- bDepartment of Pediatrics, Emory University School of Medicine, Atlanta, Georgia
- cDivision of Cardiology, Emory University Hospital, Atlanta, Georgia
- ↵∗Address for correspondence:
Dr. Elena K. Grant, Children’s Healthcare of Atlanta, 1405 Clifton Road Northeast, Atlanta, Georgia 30322.
A 15-year-old post-neonatal repair of truncus arteriosus sustained an anterior leaflet mitral valve injury during elective aortic root replacement and aortic valve repair, resulting in severe mitral regurgitation (Figure 1, Online Video 1). He was deemed not to be a surgical candidate in the setting of multiorgan failure on extracorporeal membrane oxygenation 1 month post–valve injury. Amplatzer septal occluders (10 mm, then 12 mm) (St. Jude Medical, Minneapolis, Minnesota), a 25-mm Gore Cardioform septal occluder (Gore Medical, Flagstaff, Arizona) and a 22-mm Amplatzer vascular plug type II (St. Jude Medical) pulled through the defect during attempted device deployment. A 22-mm Amplatzer vascular plug type II was successfully deployed across both the atrial septum and the mitral valve defect, thus slightly suspending the anterior mitral valve leaflet and reducing tension on the defect rims (Figures 2 and 3, Online Video 1). Mitral regurgitation (Figure 3, Online Video 1) and clinical status improved including successful extracorporeal membrane oxygenation decannulation. Sadly, the patient suffered a cerebral hemorrhage and care was withdrawn 8 days post-intervention. Although the length of device follow-up in this case is too limited to assess this strategy for long-term management, transcatheter closure using a transseptal anchor technique for challenging defects may at least provide acute hemodynamic improvement as a bridge to surgery for high-risk patients.
For a supplemental video and its legend, please see the online version of this article.

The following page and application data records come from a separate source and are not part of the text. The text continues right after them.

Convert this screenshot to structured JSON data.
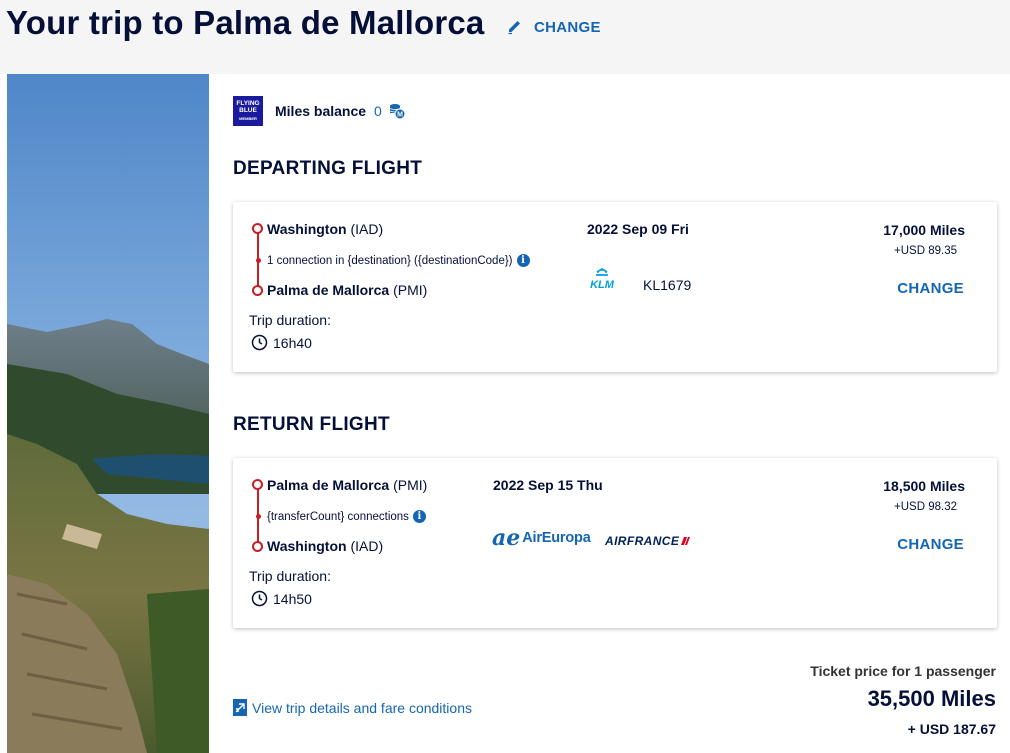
{
  "header": {
    "title": "Your trip to Palma de Mallorca",
    "change_label": "CHANGE"
  },
  "miles": {
    "logo_line1": "FLYING",
    "logo_line2": "BLUE",
    "logo_line3": "MEMBER",
    "label": "Miles balance",
    "value": "0"
  },
  "departing": {
    "section_title": "DEPARTING FLIGHT",
    "origin_city": "Washington",
    "origin_code": "(IAD)",
    "connection_text": "1 connection in {destination} ({destinationCode})",
    "dest_city": "Palma de Mallorca",
    "dest_code": "(PMI)",
    "duration_label": "Trip duration:",
    "duration": "16h40",
    "date": "2022 Sep 09 Fri",
    "airline_logo": "KLM",
    "flight_number": "KL1679",
    "price_miles": "17,000 Miles",
    "price_usd": "+USD 89.35",
    "change_label": "CHANGE"
  },
  "returning": {
    "section_title": "RETURN FLIGHT",
    "origin_city": "Palma de Mallorca",
    "origin_code": "(PMI)",
    "connection_text": "{transferCount} connections",
    "dest_city": "Washington",
    "dest_code": "(IAD)",
    "duration_label": "Trip duration:",
    "duration": "14h50",
    "date": "2022 Sep 15 Thu",
    "airline1_mark": "ae",
    "airline1_name": "AirEuropa",
    "airline2_name": "AIRFRANCE",
    "price_miles": "18,500 Miles",
    "price_usd": "+USD 98.32",
    "change_label": "CHANGE"
  },
  "footer": {
    "details_link": "View trip details and fare conditions",
    "ticket_label": "Ticket price for 1 passenger",
    "total_miles": "35,500 Miles",
    "total_usd": "+ USD 187.67"
  },
  "icons": {
    "edit": "pencil-icon",
    "coins": "miles-coins-icon",
    "info": "info-icon",
    "clock": "clock-icon",
    "plane": "plane-icon"
  },
  "colors": {
    "navy": "#051039",
    "link_blue": "#1466b3",
    "route_red": "#c81d25",
    "flying_blue": "#1a1a9c"
  }
}
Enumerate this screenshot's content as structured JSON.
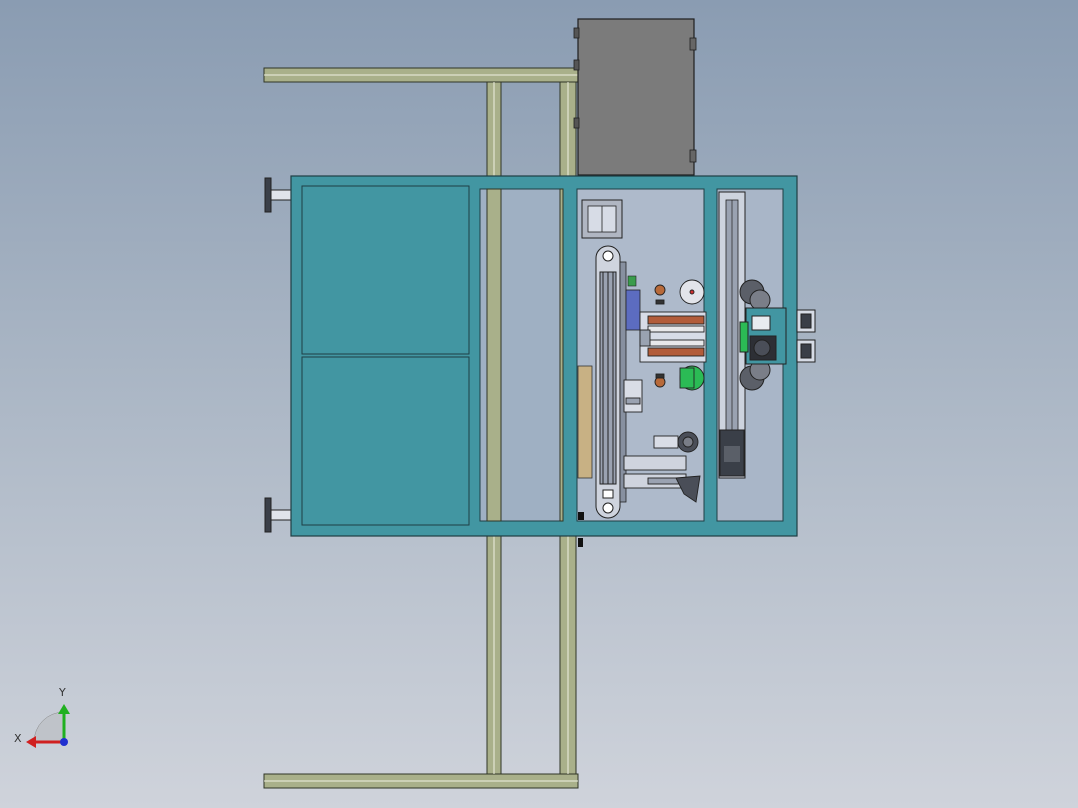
{
  "viewport": {
    "background_top": "#8a9cb2",
    "background_bottom": "#cfd3db"
  },
  "colors": {
    "frame_rail": "#a9b08a",
    "frame_edge": "#2f3526",
    "panel_teal": "#4296a2",
    "panel_teal_edge": "#1f3e44",
    "cabinet_gray": "#7b7b7b",
    "module_blue": "#cfd7ea",
    "accent_green": "#2bbb55",
    "accent_red": "#d03030",
    "accent_tan": "#c8b184"
  },
  "triad": {
    "x_label": "X",
    "y_label": "Y",
    "x_color": "#d02020",
    "y_color": "#20b020",
    "z_color": "#2030d0",
    "icon": "coordinate-triad-icon"
  }
}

Dr. Kim has served as a consultant for B Braun Medical and Edwards Lifesciences. Dr. Babaliaros has served as a consultant for Abbott Vascular and Edwards Lifesciences. All other authors have reported that they have no relationships relevant to the contents of this paper to disclose.
- Received October 17, 2016.
- Revision received November 29, 2016.
- Accepted December 5, 2016.
- American College of Cardiology Foundation